A man charged with Impaired Driving makes a motion to set aside the production order requesting his medical records. In cases where it’s suspected a person has been driving while impaired, the police may be able to get an order for an accused person’s medical records. They get those records to use as evidence of impairment.
In some cases, the Court will decide evidentiary issues on the day of the trial, and in others, the Court will conduct a voir dire (hearing to decide legal issues) before the trial so the lawyers have time to prepare their cases.
In this case, the judge dismissed the application:
 In this case I have determined that Constable LeBlanc acted reasonably and with due diligence on September 3-4, 2013 with respect to the investigation of Mr. King. I do not find that Mr. King’s defence has been prejudiced by the use of a Production Order. This was one of the options available to the police. Hence, the application to set aside the Production Order is dismissed. (R. v. King, 2014 SKPC 203)

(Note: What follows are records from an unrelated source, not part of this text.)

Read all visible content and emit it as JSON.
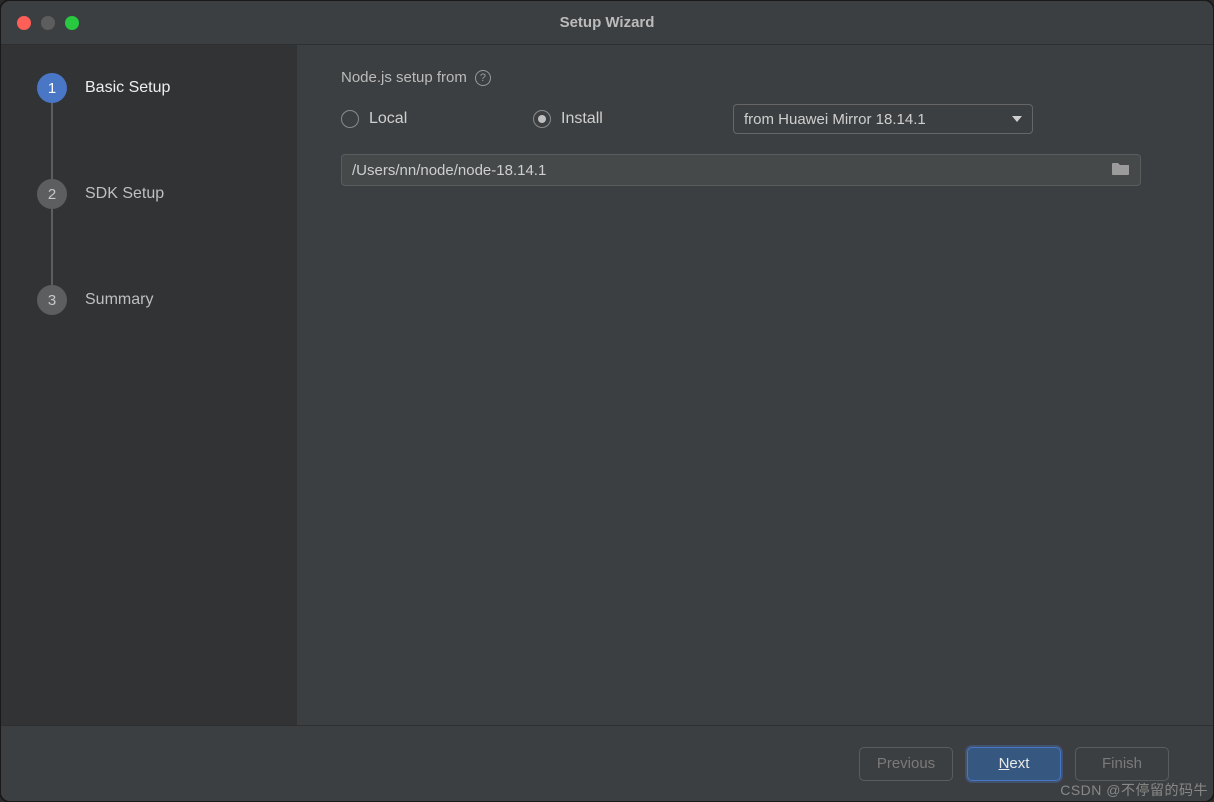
{
  "window": {
    "title": "Setup Wizard"
  },
  "sidebar": {
    "steps": [
      {
        "num": "1",
        "label": "Basic Setup",
        "active": true
      },
      {
        "num": "2",
        "label": "SDK Setup",
        "active": false
      },
      {
        "num": "3",
        "label": "Summary",
        "active": false
      }
    ]
  },
  "main": {
    "section_label": "Node.js setup from",
    "radios": {
      "local": "Local",
      "install": "Install",
      "selected": "install"
    },
    "mirror_select": "from Huawei Mirror 18.14.1",
    "path_value": "/Users/nn/node/node-18.14.1"
  },
  "footer": {
    "previous": "Previous",
    "next_letter": "N",
    "next_rest": "ext",
    "finish": "Finish"
  },
  "watermark": "CSDN @不停留的码牛"
}
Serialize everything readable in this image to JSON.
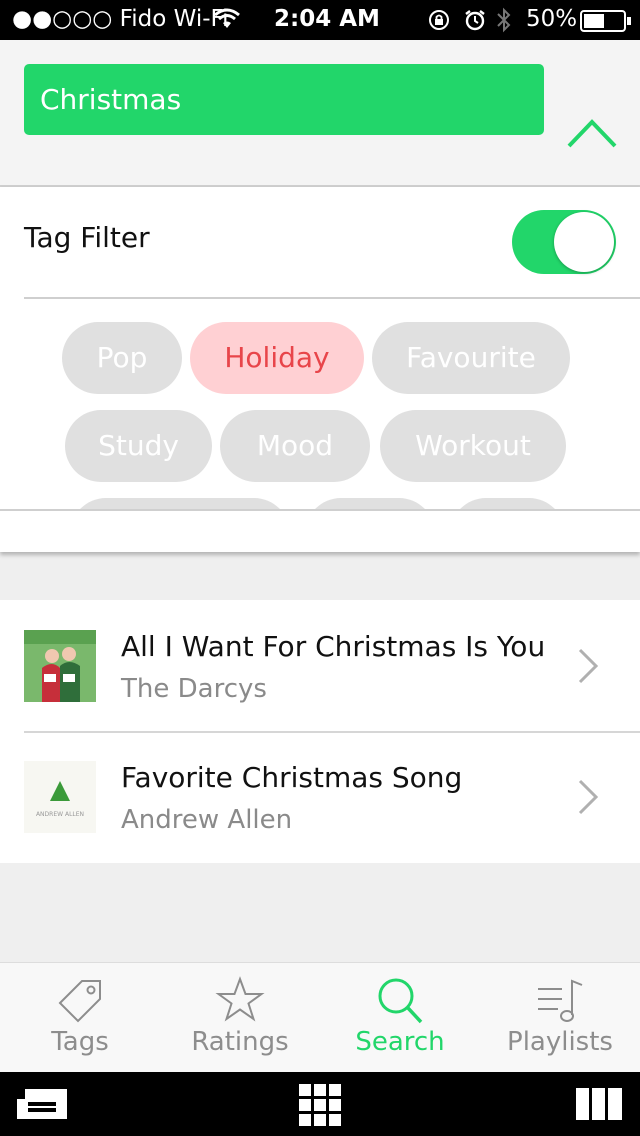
{
  "status_bar": {
    "carrier": "●●○○○ Fido Wi-Fi",
    "time": "2:04 AM",
    "battery": "50%"
  },
  "search": {
    "value": "Christmas"
  },
  "filter": {
    "label": "Tag Filter",
    "enabled": true,
    "tags": [
      {
        "label": "Pop",
        "selected": false
      },
      {
        "label": "Holiday",
        "selected": true
      },
      {
        "label": "Favourite",
        "selected": false
      },
      {
        "label": "Study",
        "selected": false
      },
      {
        "label": "Mood",
        "selected": false
      },
      {
        "label": "Workout",
        "selected": false
      }
    ]
  },
  "results": [
    {
      "title": "All I Want For Christmas Is You",
      "artist": "The Darcys"
    },
    {
      "title": "Favorite Christmas Song",
      "artist": "Andrew Allen",
      "art_text": "ANDREW ALLEN"
    }
  ],
  "tabs": [
    {
      "label": "Tags",
      "icon": "tag-icon",
      "active": false
    },
    {
      "label": "Ratings",
      "icon": "star-icon",
      "active": false
    },
    {
      "label": "Search",
      "icon": "search-icon",
      "active": true
    },
    {
      "label": "Playlists",
      "icon": "playlist-icon",
      "active": false
    }
  ],
  "colors": {
    "accent": "#22d66a",
    "selected_tag_bg": "#ffd0d3",
    "selected_tag_text": "#e8454a",
    "tag_bg": "#e0e0e0"
  }
}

The Court repeated the following law:
254(3) If a peace officer has reasonable grounds to believe that a person is committing, or at any time within the preceding three hours has committed, an offence under section 253 as a result of the consumption of alcohol, the peace officer may, by demand made as soon as practicable, require the person
(a) to provide, as soon as practicable,
(i) samples of breath that, in a qualified technician’s opinion, will enable a proper analysis to be made to determine the concentration, if any, of alcohol in the person’s blood, or
(ii) if the peace officer has reasonable grounds to believe that, because of their physical condition, the person may be incapable of providing a sample of breath or it would be impracticable to obtain a sample of breath, samples of blood that, in the opinion of the qualified medical practitioner or qualified technician taking the samples, will enable a proper analysis to be made to determine the concentration, if any, of alcohol in the person’s blood; …
(4) Samples of blood may be taken from a person under subsection (3) or (3.4) only by or under the direction of a qualified medical practitioner who is satisfied that taking the samples would not endanger the person’s life or health.
The application was dismissed and the case was put back to the trial date.